More details:

  • The scammers will post an ad for an apartment for rent that is very cheap.
  • Usually, they copy legitimate ads for real apartments and decrease the price.
  • They will ask you to send them money for deposit and shipment of the keys, but the rental is not real.

Fraudulent renters

How to avoid them:
Don't accept any reason for why you should send the renter money before they sign a lease.

More details:

  • They will tell you they really want to rent your apartment, but are overseas or somewhere far. (Examples: models from London, professors from overseas, etc.).
  • They will offer to send you a check for rent and deposit as soon as possible, but then make up an excuse and ask you to send them all or some of the money back. (Examples: they changed their mind, they sent too much by mistake, the check was too large because it was from their agency, etc.)
  • The check is fake and your bank will bounce it in a few weeks.

Fraudulent buyers

How to avoid them:
We do all we can to stop scammers from contacting you, but if you get a message from a buyer offering to pay more than you are asking or asking you to ship to a foreign country, don't reply to them. Never cash a check from someone you haven't met in person, it might be fake. If you forward the suspicious message you received to, our Trust & Safety mechanisms will analyze the message and possibly stop the user from contacting other people.

More details:

  • They will ask if you would be willing to ship your item, often to overseas. (Examples: it's a gift for someone who is studying or working in Africa, it's for their client, etc.)
  • At best, you will ship your item and not receive any money.
  • They might send you a check for more money than you asked for and ask you to send some amount back under a complicated excuse. (Examples: send money to their "shipping agent", the check was from their "client" and they ask you to send them their cut, they made a mistake, etc.).
  • The check is fake and your bank will bounce it in a few weeks.

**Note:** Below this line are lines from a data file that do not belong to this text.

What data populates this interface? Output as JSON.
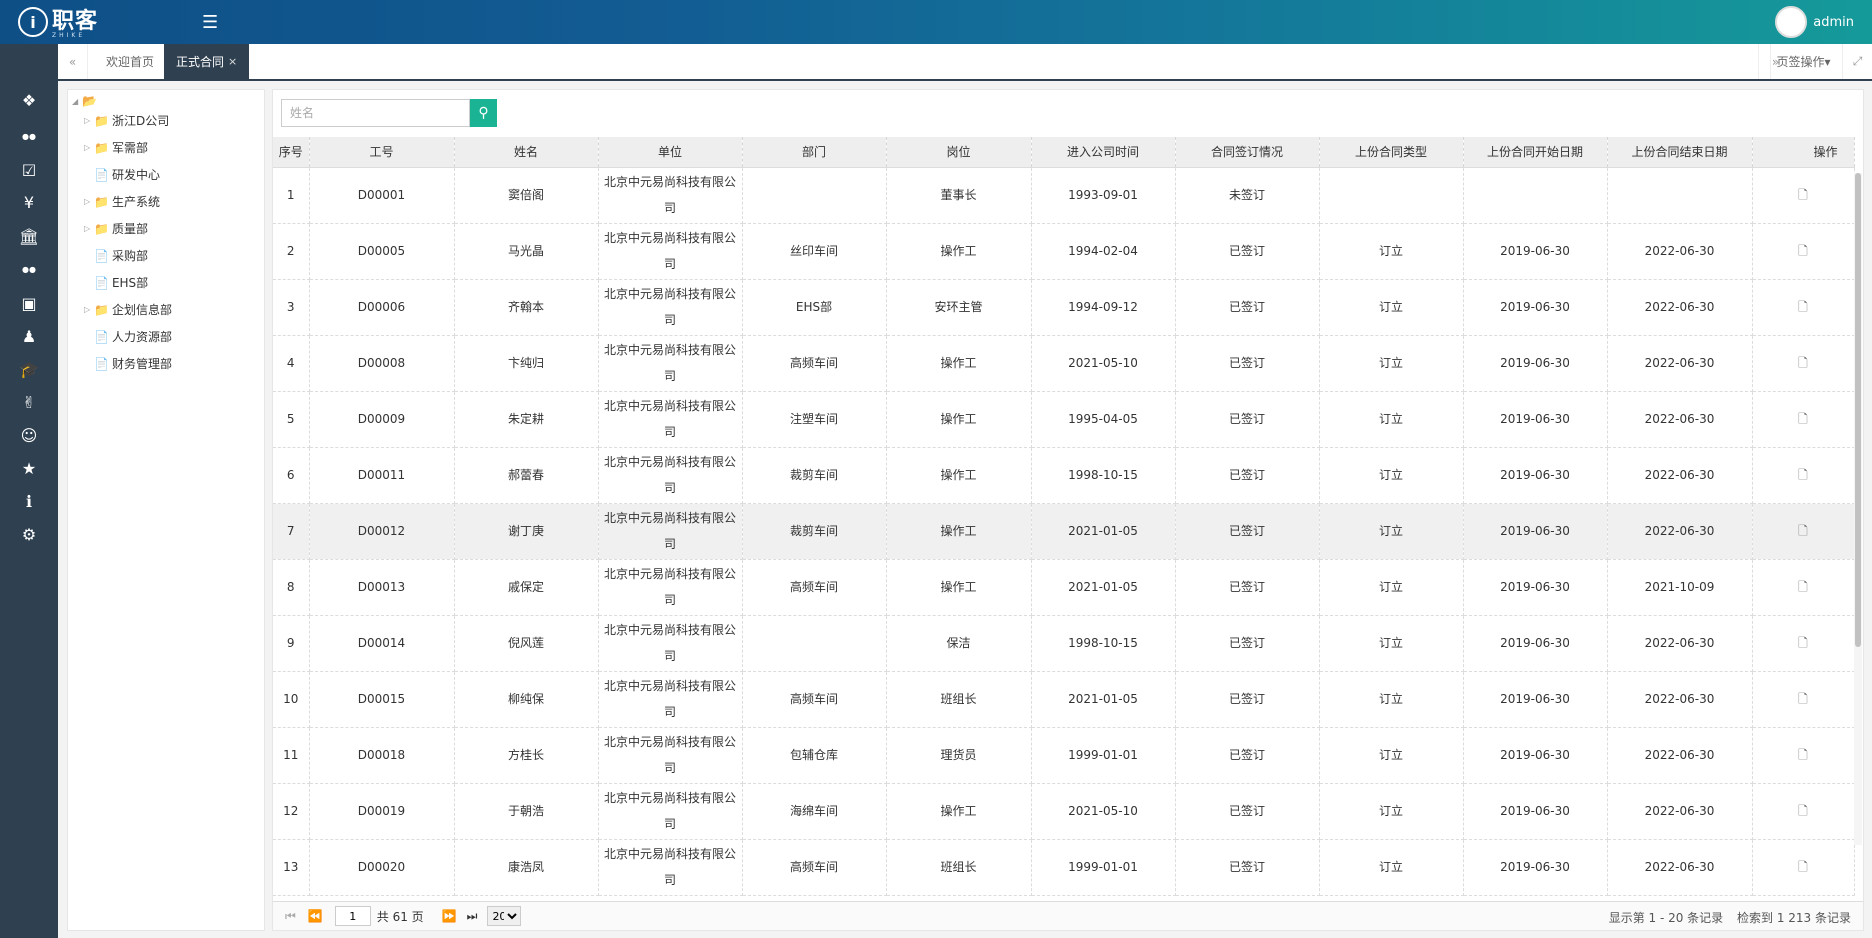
{
  "header": {
    "logo_text": "职客",
    "logo_sub": "ZHIKE",
    "username": "admin"
  },
  "sidebar_icons": [
    "cubes-icon",
    "users-icon",
    "check-square-icon",
    "yen-icon",
    "bank-icon",
    "group-icon",
    "briefcase-icon",
    "user-tie-icon",
    "graduation-cap-icon",
    "hand-icon",
    "user-icon",
    "trophy-icon",
    "info-icon",
    "gears-icon"
  ],
  "tabs": {
    "items": [
      {
        "label": "欢迎首页"
      },
      {
        "label": "正式合同",
        "active": true,
        "close": "×"
      }
    ],
    "page_ops": "页签操作"
  },
  "tree": {
    "nodes": [
      {
        "label": "浙江D公司",
        "folder": true,
        "level": 1
      },
      {
        "label": "军需部",
        "folder": true,
        "level": 1
      },
      {
        "label": "研发中心",
        "folder": false,
        "level": 1
      },
      {
        "label": "生产系统",
        "folder": true,
        "level": 1
      },
      {
        "label": "质量部",
        "folder": true,
        "level": 1
      },
      {
        "label": "采购部",
        "folder": false,
        "level": 1
      },
      {
        "label": "EHS部",
        "folder": false,
        "level": 1
      },
      {
        "label": "企划信息部",
        "folder": true,
        "level": 1
      },
      {
        "label": "人力资源部",
        "folder": false,
        "level": 1
      },
      {
        "label": "财务管理部",
        "folder": false,
        "level": 1
      }
    ]
  },
  "search": {
    "placeholder": "姓名"
  },
  "table": {
    "columns": [
      "序号",
      "工号",
      "姓名",
      "单位",
      "部门",
      "岗位",
      "进入公司时间",
      "合同签订情况",
      "上份合同类型",
      "上份合同开始日期",
      "上份合同结束日期",
      "操作"
    ],
    "rows": [
      [
        "1",
        "D00001",
        "窦倍阁",
        "北京中元易尚科技有限公司",
        "",
        "董事长",
        "1993-09-01",
        "未签订",
        "",
        "",
        ""
      ],
      [
        "2",
        "D00005",
        "马光晶",
        "北京中元易尚科技有限公司",
        "丝印车间",
        "操作工",
        "1994-02-04",
        "已签订",
        "订立",
        "2019-06-30",
        "2022-06-30"
      ],
      [
        "3",
        "D00006",
        "齐翰本",
        "北京中元易尚科技有限公司",
        "EHS部",
        "安环主管",
        "1994-09-12",
        "已签订",
        "订立",
        "2019-06-30",
        "2022-06-30"
      ],
      [
        "4",
        "D00008",
        "卞纯归",
        "北京中元易尚科技有限公司",
        "高频车间",
        "操作工",
        "2021-05-10",
        "已签订",
        "订立",
        "2019-06-30",
        "2022-06-30"
      ],
      [
        "5",
        "D00009",
        "朱定耕",
        "北京中元易尚科技有限公司",
        "注塑车间",
        "操作工",
        "1995-04-05",
        "已签订",
        "订立",
        "2019-06-30",
        "2022-06-30"
      ],
      [
        "6",
        "D00011",
        "郝蕾春",
        "北京中元易尚科技有限公司",
        "裁剪车间",
        "操作工",
        "1998-10-15",
        "已签订",
        "订立",
        "2019-06-30",
        "2022-06-30"
      ],
      [
        "7",
        "D00012",
        "谢丁庚",
        "北京中元易尚科技有限公司",
        "裁剪车间",
        "操作工",
        "2021-01-05",
        "已签订",
        "订立",
        "2019-06-30",
        "2022-06-30"
      ],
      [
        "8",
        "D00013",
        "戚保定",
        "北京中元易尚科技有限公司",
        "高频车间",
        "操作工",
        "2021-01-05",
        "已签订",
        "订立",
        "2019-06-30",
        "2021-10-09"
      ],
      [
        "9",
        "D00014",
        "倪风莲",
        "北京中元易尚科技有限公司",
        "",
        "保洁",
        "1998-10-15",
        "已签订",
        "订立",
        "2019-06-30",
        "2022-06-30"
      ],
      [
        "10",
        "D00015",
        "柳纯保",
        "北京中元易尚科技有限公司",
        "高频车间",
        "班组长",
        "2021-01-05",
        "已签订",
        "订立",
        "2019-06-30",
        "2022-06-30"
      ],
      [
        "11",
        "D00018",
        "方桂长",
        "北京中元易尚科技有限公司",
        "包辅仓库",
        "理货员",
        "1999-01-01",
        "已签订",
        "订立",
        "2019-06-30",
        "2022-06-30"
      ],
      [
        "12",
        "D00019",
        "于朝浩",
        "北京中元易尚科技有限公司",
        "海绵车间",
        "操作工",
        "2021-05-10",
        "已签订",
        "订立",
        "2019-06-30",
        "2022-06-30"
      ],
      [
        "13",
        "D00020",
        "康浩凤",
        "北京中元易尚科技有限公司",
        "高频车间",
        "班组长",
        "1999-01-01",
        "已签订",
        "订立",
        "2019-06-30",
        "2022-06-30"
      ]
    ],
    "highlight_row": 6
  },
  "pager": {
    "current_page": "1",
    "total_pages": "共 61 页",
    "page_size": "20",
    "range_info": "显示第 1 - 20 条记录",
    "total_info": "检索到 1 213 条记录"
  }
}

Fraudsters posing as Oodle or other known sites

How to avoid them:
Oodle does not handle any aspect of the financial transaction, does not provide "Bills of Sale", or any escrow services. If you are not sure if an email is from us, contact us here.

How to tell a scammer.

The best way to tell a scam is to be familiar with popular scams that occur these days. However, in addition to that, scammers often share some of these other characteristics:

  • The grammar and spelling in the listing or the messages is poor.
  • They don't answer your questions.
  • They don't send you the additional pictures you asked for.
  • They make up elaborate excuses for why they can't meet in person.
  • They create a sense of urgency, pressuring you to finish the transaction fast.
  • They avoid talking on the phone (for example, they are never home when you call).